*PROMPT*. Among the lines below, return each one that contains the word "more".

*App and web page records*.
╔══
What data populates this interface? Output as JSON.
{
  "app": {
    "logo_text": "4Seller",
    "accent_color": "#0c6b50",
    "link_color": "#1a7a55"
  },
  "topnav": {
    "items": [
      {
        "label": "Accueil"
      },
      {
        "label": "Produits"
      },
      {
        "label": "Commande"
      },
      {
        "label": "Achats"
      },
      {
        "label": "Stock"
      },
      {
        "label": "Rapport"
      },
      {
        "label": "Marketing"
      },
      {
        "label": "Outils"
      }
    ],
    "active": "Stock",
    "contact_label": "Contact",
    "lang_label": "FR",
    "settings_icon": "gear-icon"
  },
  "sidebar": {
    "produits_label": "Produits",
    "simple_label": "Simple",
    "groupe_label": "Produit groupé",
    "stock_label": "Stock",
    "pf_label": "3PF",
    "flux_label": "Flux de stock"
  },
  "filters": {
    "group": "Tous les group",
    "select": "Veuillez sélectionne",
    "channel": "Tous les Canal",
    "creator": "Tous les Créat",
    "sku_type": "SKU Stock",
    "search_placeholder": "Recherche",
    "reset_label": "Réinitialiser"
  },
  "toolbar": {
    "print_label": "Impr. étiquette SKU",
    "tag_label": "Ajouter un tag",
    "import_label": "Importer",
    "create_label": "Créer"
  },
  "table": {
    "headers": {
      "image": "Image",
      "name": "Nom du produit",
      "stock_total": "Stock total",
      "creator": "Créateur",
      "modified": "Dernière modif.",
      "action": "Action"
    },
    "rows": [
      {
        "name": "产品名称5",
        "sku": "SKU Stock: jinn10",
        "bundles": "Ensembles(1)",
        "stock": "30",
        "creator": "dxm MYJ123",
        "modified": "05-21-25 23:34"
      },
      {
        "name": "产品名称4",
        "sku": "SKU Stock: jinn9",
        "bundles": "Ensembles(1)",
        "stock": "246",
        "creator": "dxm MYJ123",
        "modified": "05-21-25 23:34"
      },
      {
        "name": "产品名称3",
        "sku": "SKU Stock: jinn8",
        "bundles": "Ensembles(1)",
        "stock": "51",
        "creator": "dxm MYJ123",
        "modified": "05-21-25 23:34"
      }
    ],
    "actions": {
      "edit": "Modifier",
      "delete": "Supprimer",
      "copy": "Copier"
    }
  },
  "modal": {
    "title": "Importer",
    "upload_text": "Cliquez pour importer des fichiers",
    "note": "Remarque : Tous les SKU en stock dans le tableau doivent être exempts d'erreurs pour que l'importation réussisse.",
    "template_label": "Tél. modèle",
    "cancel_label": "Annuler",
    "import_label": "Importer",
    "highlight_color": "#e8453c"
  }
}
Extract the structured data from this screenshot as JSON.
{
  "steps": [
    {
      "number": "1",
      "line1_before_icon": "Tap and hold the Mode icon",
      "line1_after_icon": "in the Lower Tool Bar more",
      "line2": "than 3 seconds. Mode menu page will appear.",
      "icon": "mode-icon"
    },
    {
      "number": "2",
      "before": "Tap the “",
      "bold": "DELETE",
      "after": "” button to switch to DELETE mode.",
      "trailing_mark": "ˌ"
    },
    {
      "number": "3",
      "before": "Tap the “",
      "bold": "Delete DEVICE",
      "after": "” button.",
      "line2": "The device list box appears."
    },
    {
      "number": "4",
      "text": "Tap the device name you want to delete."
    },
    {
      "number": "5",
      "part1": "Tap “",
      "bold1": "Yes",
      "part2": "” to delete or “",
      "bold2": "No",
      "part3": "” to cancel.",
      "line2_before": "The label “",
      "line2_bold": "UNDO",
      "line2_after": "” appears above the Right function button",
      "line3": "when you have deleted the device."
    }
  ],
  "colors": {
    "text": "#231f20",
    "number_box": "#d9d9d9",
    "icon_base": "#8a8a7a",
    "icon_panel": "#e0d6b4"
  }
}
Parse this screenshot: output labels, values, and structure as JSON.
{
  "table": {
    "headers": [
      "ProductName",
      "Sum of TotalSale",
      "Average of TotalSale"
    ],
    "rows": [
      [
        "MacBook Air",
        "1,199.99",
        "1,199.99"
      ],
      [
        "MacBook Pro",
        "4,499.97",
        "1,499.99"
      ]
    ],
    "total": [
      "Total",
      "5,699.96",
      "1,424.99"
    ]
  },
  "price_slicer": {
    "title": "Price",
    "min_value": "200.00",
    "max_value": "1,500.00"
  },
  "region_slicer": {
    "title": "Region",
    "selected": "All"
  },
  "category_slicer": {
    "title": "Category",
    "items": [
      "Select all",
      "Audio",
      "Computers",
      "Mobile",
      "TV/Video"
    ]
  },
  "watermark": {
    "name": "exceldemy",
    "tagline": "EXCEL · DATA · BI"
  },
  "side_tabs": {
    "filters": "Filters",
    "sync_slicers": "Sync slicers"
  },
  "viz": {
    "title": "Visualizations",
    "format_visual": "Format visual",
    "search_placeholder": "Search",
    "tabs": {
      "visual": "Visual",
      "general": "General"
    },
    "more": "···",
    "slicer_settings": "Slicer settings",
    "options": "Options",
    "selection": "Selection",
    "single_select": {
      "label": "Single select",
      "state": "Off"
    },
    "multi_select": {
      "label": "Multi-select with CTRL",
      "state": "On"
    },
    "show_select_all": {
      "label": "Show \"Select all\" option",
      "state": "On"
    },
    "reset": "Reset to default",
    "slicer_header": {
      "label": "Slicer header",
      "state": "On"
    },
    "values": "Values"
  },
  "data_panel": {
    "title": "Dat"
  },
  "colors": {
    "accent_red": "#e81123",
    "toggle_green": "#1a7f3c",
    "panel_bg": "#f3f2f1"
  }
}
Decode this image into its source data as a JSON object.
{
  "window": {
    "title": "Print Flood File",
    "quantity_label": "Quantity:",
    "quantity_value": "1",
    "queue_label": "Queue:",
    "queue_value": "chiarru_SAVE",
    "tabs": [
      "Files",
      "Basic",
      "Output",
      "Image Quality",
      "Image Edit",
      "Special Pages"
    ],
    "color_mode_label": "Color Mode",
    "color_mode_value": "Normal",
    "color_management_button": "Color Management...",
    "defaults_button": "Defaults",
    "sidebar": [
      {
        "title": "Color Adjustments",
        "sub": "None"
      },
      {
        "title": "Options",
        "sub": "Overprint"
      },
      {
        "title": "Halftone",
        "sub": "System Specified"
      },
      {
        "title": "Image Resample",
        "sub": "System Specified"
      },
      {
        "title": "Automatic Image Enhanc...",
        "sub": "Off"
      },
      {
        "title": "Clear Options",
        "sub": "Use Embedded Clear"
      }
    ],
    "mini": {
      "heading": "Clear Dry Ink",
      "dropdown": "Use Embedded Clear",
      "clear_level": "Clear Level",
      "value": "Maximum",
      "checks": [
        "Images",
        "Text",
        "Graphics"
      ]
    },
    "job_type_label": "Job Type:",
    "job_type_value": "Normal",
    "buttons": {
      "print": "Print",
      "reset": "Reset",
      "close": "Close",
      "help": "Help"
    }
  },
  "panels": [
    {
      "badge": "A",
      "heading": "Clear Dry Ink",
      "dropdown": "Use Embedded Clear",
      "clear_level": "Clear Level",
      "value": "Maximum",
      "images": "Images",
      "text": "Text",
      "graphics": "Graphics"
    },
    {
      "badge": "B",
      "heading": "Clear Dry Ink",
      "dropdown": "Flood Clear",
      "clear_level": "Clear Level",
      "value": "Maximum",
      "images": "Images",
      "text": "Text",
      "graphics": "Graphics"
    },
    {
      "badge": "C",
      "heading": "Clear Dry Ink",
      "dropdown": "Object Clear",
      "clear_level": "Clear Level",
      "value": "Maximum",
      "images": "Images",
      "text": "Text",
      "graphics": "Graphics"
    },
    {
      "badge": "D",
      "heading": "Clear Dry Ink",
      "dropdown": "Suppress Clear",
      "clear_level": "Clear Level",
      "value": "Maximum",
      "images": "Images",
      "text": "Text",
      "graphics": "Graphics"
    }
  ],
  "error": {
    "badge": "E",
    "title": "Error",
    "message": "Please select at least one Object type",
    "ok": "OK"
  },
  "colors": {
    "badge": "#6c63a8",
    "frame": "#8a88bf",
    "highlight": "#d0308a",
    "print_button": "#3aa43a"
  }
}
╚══
*FINAL ANSWER*.
      "line1_after_icon": "in the Lower Tool Bar more",
    "more": "···",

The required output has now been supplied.